We are truly in uncharted waters. Netflix continues to move ahead with its live-action One Piece adaptation. The series got a highlight reel during today’s Netflix Geeked Week showcase. The reel was aimed at assuring fans that the production team was putting their heart and soul into the show. Notably, most of the ships are real, life-sized sets.

There is a time-lapse of the Baratie Bay ship being built, but there were also brief snippets of the deck and a half-completed version of the Going Merry, Alvida’s Miss Love Duck, and what is potentially Foosha Village, where the first arc of the series begins. There was also a mention of Arlong Park’s map room, pointing to the season ending on that arc.

You can see Netflix’s money on display in the sets. These look to be full, life-sized ships for actors to walk and fight on. And once these ships are built, they’re putting them in sizable water tanks. None of this is cheap, and it’s all before we get to any visual effects.

One Piece is going to require significant costuming and visual effects power to truly bring across creator Eiichiro Oda’s unique style. Luffy is the main protagonist and his powers are based around stretching, something that never looks good in live-action. They’ve also cast Buggy the Clown, whose powers split his body up, and the Arlong Park villains, who are all weird fish people.

Again, none of this is cheap. Netflix is throwing money at this show trying to create its next Stranger Things or Squid Game. The problem is two-fold. One, you can’t just manufacture a hit, especially when you’re trying to adapt a well-loved anime. The final product will never truly be like the original, so you have to hope you can chart your own unique course with it.

One Piece is so goddamn weird on its own that you’ve already set yourself up for failure. Cowboy Bebop was solid to not great, and it was honestly much easier to create something close to the original in live-action. I can’t even fathom how One Piece is going to look. Do you have Usopp’s long nose or Arlong’s buzzsaw nose in live-action? Bad cosplay does not look great on a professional television show.

The second issue is Netflix isn’t what it once was. Netflix from years ago could throw money at big deals with famous creators and huge productions that might not pay off. Netflix today is tightening the belt. The streamer is cutting shows much quicker these days, especially when they are expensive propositions.

Cowboy Bebop suffered poor ratings, but its initial viewership was pretty good. The issue was the second-week viewership was down to 59% and Netflix’s internal cutoff metric was 60% at the low-end. An expensive production, bad reviews, and viewership ratings that were right at the cut-off meant the show had to go. You can also look to Jupiter’s Legacy, a superhero series produced by Netflix’s Millarworld.

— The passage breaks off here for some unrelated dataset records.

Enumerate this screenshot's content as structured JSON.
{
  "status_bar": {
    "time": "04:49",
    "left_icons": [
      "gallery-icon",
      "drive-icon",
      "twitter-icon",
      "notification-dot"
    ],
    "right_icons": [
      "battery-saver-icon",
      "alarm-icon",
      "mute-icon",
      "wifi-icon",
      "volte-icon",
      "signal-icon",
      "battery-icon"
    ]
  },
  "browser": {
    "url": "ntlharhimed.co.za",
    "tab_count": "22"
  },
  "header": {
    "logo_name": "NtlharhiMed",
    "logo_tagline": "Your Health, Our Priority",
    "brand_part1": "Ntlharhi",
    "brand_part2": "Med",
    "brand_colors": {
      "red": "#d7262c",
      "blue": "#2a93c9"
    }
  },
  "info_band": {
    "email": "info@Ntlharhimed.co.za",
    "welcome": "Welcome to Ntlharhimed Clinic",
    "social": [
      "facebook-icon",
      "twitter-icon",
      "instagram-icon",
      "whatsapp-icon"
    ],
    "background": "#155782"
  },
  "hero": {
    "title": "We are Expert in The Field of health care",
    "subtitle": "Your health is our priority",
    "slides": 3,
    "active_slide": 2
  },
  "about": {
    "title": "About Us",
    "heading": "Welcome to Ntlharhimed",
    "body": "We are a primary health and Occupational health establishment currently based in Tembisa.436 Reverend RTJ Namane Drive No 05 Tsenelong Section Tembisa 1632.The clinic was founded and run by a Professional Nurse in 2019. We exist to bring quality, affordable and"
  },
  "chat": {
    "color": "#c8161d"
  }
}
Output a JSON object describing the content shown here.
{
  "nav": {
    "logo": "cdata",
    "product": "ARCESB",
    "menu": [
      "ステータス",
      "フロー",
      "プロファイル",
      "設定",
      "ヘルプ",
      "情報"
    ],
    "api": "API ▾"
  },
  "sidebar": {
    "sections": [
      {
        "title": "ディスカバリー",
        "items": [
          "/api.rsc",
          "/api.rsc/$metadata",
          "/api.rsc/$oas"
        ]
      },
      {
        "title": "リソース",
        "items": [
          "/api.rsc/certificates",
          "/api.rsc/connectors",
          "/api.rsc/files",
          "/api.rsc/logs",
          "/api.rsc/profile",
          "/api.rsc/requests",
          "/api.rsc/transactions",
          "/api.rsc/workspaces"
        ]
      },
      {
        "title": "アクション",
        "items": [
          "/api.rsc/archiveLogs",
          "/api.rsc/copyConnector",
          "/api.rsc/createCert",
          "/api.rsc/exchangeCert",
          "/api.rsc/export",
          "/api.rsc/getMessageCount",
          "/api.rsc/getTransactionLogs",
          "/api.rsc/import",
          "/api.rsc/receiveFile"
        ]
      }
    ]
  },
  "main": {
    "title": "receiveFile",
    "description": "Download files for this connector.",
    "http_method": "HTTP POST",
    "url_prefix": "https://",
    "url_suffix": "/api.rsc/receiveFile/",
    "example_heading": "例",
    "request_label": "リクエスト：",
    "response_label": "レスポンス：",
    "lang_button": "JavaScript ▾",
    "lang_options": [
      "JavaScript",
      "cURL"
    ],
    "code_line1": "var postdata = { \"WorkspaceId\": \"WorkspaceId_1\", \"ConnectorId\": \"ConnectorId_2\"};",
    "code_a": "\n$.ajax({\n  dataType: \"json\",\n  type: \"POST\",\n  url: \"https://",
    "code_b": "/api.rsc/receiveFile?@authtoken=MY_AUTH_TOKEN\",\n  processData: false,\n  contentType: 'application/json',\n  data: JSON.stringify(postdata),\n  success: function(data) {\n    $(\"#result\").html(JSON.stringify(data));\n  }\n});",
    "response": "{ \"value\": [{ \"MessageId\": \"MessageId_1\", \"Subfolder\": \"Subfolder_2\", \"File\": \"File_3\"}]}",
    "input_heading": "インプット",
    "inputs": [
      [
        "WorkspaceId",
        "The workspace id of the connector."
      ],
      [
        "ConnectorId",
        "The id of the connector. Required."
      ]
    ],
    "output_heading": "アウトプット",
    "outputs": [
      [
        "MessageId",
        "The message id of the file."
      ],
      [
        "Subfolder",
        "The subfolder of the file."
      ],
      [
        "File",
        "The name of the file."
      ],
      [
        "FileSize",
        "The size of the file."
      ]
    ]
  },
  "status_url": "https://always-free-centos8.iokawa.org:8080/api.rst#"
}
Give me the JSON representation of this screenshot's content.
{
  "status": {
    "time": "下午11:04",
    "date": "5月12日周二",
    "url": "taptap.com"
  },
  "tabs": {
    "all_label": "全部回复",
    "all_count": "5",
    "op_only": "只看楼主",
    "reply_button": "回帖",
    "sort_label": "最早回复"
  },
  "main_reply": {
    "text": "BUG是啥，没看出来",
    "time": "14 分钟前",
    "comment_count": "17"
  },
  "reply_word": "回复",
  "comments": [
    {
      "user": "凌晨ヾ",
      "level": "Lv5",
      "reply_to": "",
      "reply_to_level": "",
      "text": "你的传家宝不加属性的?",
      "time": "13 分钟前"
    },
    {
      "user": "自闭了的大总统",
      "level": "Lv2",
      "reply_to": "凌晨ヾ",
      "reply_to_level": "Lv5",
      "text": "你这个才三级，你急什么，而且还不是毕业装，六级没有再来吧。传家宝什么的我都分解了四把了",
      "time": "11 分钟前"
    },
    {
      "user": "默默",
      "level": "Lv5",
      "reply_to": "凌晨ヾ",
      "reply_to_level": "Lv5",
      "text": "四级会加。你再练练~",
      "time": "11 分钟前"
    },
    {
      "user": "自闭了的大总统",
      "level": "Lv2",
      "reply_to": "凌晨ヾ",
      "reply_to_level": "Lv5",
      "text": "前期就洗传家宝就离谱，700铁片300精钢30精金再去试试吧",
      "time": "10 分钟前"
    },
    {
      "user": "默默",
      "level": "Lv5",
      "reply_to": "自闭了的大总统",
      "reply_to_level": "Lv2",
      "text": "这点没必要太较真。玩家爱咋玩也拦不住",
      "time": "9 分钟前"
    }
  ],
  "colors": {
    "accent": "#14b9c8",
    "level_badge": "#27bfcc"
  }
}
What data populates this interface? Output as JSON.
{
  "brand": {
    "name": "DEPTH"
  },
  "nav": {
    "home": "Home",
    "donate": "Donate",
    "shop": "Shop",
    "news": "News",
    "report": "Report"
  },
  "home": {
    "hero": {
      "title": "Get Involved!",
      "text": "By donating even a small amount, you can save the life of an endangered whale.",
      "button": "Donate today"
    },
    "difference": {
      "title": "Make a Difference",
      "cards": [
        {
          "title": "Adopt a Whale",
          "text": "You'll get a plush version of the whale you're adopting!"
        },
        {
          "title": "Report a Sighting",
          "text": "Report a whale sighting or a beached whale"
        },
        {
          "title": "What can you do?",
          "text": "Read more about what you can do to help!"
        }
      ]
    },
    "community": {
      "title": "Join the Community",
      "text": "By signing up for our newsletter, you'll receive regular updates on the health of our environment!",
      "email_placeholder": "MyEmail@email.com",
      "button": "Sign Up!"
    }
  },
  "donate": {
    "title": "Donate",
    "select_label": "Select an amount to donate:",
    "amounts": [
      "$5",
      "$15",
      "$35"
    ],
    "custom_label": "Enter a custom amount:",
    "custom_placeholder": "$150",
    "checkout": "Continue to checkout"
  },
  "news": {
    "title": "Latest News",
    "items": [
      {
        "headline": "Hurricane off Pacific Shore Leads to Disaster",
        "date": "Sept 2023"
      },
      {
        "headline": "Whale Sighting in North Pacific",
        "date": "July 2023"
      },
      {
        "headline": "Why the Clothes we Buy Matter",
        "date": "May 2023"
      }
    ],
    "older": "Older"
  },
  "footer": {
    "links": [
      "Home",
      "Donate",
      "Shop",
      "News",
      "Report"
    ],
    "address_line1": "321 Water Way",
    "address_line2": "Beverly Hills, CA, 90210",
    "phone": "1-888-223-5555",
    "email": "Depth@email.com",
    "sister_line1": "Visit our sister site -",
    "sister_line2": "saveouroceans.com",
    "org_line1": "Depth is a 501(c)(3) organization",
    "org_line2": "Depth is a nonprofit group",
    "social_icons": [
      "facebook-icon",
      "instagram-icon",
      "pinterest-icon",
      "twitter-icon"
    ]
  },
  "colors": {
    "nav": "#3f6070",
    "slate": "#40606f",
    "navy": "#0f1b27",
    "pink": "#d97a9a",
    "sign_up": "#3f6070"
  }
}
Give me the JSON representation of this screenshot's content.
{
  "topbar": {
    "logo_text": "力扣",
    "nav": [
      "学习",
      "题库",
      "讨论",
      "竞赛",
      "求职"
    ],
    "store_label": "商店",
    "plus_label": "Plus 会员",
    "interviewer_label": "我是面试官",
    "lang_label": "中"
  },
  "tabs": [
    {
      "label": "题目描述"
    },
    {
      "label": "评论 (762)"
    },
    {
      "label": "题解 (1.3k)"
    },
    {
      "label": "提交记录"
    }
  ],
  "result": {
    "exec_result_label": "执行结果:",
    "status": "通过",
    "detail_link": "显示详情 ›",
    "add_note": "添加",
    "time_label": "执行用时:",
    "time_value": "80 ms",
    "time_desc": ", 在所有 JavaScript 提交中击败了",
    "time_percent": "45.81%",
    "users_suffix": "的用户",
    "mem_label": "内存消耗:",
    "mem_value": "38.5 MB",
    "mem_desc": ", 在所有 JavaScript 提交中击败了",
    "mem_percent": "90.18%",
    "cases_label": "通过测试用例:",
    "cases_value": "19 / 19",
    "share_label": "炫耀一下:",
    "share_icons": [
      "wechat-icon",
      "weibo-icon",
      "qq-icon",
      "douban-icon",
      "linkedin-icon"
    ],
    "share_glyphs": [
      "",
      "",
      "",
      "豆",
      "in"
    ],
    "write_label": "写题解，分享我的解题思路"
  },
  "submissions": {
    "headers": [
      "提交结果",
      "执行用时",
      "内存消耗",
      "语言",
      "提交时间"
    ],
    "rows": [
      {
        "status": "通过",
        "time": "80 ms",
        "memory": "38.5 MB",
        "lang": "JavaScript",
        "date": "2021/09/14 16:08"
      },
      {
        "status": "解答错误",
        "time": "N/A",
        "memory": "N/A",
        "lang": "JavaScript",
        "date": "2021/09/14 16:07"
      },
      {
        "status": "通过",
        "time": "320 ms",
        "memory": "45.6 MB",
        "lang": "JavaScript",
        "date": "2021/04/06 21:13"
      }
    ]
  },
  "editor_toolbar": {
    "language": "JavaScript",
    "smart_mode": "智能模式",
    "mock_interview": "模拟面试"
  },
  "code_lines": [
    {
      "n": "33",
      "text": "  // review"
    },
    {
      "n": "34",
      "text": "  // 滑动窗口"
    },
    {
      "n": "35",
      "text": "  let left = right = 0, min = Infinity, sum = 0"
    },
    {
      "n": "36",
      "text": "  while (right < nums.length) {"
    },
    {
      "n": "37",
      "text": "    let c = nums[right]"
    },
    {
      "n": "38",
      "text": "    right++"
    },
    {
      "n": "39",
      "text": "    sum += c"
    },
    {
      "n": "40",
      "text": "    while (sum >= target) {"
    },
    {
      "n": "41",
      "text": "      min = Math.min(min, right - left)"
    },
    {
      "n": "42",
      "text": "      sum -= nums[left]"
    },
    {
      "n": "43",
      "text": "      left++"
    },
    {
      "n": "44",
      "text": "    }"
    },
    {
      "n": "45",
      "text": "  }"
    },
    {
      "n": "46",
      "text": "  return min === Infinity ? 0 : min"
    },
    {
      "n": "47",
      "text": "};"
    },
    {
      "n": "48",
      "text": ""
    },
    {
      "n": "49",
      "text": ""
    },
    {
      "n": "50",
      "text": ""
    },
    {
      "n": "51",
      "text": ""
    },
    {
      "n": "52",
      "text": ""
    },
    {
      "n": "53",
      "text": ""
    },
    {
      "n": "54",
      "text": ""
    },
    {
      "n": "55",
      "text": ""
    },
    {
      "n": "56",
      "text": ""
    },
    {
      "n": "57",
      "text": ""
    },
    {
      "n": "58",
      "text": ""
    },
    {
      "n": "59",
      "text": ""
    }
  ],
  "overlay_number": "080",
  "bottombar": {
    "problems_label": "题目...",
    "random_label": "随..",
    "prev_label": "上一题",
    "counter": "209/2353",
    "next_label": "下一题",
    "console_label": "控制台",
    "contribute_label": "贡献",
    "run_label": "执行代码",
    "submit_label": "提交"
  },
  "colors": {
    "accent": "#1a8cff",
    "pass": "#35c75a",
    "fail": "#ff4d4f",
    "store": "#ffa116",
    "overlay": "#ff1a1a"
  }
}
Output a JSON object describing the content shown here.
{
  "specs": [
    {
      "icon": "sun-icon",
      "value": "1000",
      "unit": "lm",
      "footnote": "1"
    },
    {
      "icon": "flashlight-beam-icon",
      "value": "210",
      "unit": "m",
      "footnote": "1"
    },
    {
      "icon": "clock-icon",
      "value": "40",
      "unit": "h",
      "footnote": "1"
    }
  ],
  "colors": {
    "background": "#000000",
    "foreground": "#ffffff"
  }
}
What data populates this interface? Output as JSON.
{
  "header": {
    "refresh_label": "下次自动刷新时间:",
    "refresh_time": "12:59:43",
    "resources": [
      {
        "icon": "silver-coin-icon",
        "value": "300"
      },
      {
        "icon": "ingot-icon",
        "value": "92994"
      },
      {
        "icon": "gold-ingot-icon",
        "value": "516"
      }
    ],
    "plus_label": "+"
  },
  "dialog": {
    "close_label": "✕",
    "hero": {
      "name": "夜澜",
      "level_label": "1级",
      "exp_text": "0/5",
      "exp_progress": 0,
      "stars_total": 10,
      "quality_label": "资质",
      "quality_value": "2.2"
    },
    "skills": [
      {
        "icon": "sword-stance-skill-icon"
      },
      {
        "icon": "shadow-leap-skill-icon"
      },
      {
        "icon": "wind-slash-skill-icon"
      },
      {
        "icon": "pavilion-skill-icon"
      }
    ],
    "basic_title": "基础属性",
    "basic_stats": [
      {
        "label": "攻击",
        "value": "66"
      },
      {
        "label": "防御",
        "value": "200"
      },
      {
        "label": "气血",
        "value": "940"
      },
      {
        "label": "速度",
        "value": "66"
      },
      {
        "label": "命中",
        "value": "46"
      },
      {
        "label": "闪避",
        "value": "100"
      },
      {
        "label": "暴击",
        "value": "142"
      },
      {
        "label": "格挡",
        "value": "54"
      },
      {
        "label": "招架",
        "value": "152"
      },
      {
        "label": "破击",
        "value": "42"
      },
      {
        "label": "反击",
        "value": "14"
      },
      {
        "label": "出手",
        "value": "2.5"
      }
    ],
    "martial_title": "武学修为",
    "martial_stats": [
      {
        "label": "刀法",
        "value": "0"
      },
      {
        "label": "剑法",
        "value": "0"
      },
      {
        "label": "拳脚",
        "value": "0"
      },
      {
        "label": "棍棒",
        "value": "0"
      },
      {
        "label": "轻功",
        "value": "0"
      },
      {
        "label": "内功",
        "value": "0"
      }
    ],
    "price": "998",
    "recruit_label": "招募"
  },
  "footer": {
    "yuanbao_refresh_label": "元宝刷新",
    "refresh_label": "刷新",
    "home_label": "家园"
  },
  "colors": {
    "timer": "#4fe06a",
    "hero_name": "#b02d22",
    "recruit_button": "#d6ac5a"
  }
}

It too had a higher price tag and solid viewership numbers that simply weren’t enough to keep the show around. And Netflix owns that property outright!

Netflix is looking for cheap shows that hit big. It’s found that recently in international shows like Squid Game, La Casa de Papel, and Sex Education. One Piece is neither cheap nor do I see it reaching a wide enough audience to justify its budget. It’s just a very weird property when animated, let alone being redone in live-action.

One Piece for Netflix is a huge boondoggle. It feels like an immense waste of money at a time when the company wants to run lean. I don’t think it’s going to work, but I’ll be damned if I’m not going to watch the hell out of this trainwreck. It’s going to either be another spectacular failure or a unique and surprising success a la The Lego Movie. I’m honestly hoping for the latter, to be honest.

Either way, it’s going to be awesome seeing people on real versions of all the ships from the manga. Maybe they can turn them into a tourist destination for One Piece fans to recoup some of that budget.